DATASET >>
▼
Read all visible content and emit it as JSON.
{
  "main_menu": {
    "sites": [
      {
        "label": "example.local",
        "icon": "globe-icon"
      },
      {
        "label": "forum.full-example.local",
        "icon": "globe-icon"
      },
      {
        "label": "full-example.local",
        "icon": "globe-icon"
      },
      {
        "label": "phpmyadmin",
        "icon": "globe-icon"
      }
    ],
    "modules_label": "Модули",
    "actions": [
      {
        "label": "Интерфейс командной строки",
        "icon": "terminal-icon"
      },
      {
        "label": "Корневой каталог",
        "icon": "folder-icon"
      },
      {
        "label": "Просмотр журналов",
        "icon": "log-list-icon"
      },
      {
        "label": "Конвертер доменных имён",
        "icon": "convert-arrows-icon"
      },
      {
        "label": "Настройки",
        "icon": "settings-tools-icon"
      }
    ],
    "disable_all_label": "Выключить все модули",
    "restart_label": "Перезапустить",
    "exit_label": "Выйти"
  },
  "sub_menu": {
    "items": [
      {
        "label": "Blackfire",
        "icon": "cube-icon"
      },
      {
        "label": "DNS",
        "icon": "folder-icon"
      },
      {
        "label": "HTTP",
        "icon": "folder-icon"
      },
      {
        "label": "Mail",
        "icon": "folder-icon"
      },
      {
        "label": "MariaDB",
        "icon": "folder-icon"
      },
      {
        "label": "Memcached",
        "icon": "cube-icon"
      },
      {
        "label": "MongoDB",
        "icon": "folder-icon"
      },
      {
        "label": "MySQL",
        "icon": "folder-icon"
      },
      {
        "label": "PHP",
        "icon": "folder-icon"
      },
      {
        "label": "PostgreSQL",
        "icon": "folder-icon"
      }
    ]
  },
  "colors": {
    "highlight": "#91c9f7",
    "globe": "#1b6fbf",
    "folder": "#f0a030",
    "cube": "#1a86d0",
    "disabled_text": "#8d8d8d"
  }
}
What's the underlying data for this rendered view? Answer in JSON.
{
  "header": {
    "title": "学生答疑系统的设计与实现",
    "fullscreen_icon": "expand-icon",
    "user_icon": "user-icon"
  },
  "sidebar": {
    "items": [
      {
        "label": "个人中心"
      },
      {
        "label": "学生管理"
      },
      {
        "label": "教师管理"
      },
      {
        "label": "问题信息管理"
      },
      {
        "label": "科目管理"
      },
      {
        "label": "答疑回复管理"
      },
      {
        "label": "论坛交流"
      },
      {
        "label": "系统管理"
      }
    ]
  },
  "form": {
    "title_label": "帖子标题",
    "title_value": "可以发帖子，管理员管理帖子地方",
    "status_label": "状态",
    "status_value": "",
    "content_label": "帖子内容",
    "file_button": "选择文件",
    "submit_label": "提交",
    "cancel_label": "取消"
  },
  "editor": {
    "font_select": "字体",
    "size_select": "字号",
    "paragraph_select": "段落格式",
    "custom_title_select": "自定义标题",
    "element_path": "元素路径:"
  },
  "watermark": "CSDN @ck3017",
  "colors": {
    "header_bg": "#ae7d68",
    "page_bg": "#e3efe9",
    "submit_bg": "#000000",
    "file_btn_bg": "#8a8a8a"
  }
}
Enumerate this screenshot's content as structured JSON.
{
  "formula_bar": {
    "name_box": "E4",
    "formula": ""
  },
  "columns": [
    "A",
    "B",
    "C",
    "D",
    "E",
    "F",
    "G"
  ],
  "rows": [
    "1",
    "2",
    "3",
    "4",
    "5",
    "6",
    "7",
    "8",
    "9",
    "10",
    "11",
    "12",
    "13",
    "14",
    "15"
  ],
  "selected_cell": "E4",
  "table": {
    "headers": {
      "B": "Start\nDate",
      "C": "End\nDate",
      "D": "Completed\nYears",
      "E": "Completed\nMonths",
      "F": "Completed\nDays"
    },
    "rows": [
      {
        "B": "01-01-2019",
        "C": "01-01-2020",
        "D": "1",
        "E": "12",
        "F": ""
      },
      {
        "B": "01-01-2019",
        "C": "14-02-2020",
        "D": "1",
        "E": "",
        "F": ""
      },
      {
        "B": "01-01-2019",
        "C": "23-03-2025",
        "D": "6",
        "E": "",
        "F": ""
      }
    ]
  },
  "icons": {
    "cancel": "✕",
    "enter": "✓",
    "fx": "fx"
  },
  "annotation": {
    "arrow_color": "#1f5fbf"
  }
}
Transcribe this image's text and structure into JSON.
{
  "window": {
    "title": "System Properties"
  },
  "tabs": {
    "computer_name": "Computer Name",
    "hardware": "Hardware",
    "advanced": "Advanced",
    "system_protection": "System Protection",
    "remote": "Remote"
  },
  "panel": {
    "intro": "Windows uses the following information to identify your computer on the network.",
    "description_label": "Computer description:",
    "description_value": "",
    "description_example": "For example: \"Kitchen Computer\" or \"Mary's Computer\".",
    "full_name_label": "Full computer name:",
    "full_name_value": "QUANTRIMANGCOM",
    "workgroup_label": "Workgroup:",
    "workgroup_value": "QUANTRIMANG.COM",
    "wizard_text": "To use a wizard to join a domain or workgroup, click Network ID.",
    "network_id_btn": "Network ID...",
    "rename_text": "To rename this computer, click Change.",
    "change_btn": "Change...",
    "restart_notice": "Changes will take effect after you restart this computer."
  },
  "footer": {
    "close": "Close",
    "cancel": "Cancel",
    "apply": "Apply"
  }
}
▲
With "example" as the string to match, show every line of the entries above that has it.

        "label": "example.local",
        "label": "forum.full-example.local",
        "label": "full-example.local",
    "description_example": "For example: \"Kitchen Computer\" or \"Mary's Computer\".",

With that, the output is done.